## Work task
Give the records again in full, exactly as they are.

(Data extracted from a collection)

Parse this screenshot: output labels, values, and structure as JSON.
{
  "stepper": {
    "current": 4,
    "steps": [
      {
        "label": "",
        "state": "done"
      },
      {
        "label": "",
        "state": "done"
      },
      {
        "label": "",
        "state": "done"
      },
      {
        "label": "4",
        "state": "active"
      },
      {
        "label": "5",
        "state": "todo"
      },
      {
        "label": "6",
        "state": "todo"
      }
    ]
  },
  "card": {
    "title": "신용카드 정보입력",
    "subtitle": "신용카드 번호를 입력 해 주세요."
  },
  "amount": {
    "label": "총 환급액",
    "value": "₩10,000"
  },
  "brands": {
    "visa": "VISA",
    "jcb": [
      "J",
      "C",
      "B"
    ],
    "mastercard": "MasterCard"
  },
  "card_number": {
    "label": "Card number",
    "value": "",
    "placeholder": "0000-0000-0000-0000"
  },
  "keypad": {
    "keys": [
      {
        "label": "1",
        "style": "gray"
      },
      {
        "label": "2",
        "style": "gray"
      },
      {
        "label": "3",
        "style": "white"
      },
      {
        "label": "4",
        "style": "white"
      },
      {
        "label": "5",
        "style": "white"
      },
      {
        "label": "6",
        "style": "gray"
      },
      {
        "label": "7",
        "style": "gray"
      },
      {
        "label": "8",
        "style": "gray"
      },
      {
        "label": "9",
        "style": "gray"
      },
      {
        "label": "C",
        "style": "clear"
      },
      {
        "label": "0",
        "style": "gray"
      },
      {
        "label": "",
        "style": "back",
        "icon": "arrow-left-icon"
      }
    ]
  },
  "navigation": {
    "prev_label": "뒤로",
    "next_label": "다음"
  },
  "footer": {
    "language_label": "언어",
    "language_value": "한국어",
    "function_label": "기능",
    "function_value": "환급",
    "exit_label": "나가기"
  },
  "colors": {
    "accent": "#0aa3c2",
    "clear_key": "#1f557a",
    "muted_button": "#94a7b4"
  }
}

## Response to this task
Parse this screenshot: output labels, values, and structure as JSON.
{
  "stepper": {
    "current": 4,
    "steps": [
      {
        "label": "",
        "state": "done"
      },
      {
        "label": "",
        "state": "done"
      },
      {
        "label": "",
        "state": "done"
      },
      {
        "label": "4",
        "state": "active"
      },
      {
        "label": "5",
        "state": "todo"
      },
      {
        "label": "6",
        "state": "todo"
      }
    ]
  },
  "card": {
    "title": "신용카드 정보입력",
    "subtitle": "신용카드 번호를 입력 해 주세요."
  },
  "amount": {
    "label": "총 환급액",
    "value": "₩10,000"
  },
  "brands": {
    "visa": "VISA",
    "jcb": [
      "J",
      "C",
      "B"
    ],
    "mastercard": "MasterCard"
  },
  "card_number": {
    "label": "Card number",
    "value": "",
    "placeholder": "0000-0000-0000-0000"
  },
  "keypad": {
    "keys": [
      {
        "label": "1",
        "style": "gray"
      },
      {
        "label": "2",
        "style": "gray"
      },
      {
        "label": "3",
        "style": "white"
      },
      {
        "label": "4",
        "style": "white"
      },
      {
        "label": "5",
        "style": "white"
      },
      {
        "label": "6",
        "style": "gray"
      },
      {
        "label": "7",
        "style": "gray"
      },
      {
        "label": "8",
        "style": "gray"
      },
      {
        "label": "9",
        "style": "gray"
      },
      {
        "label": "C",
        "style": "clear"
      },
      {
        "label": "0",
        "style": "gray"
      },
      {
        "label": "",
        "style": "back",
        "icon": "arrow-left-icon"
      }
    ]
  },
  "navigation": {
    "prev_label": "뒤로",
    "next_label": "다음"
  },
  "footer": {
    "language_label": "언어",
    "language_value": "한국어",
    "function_label": "기능",
    "function_value": "환급",
    "exit_label": "나가기"
  },
  "colors": {
    "accent": "#0aa3c2",
    "clear_key": "#1f557a",
    "muted_button": "#94a7b4"
  }
}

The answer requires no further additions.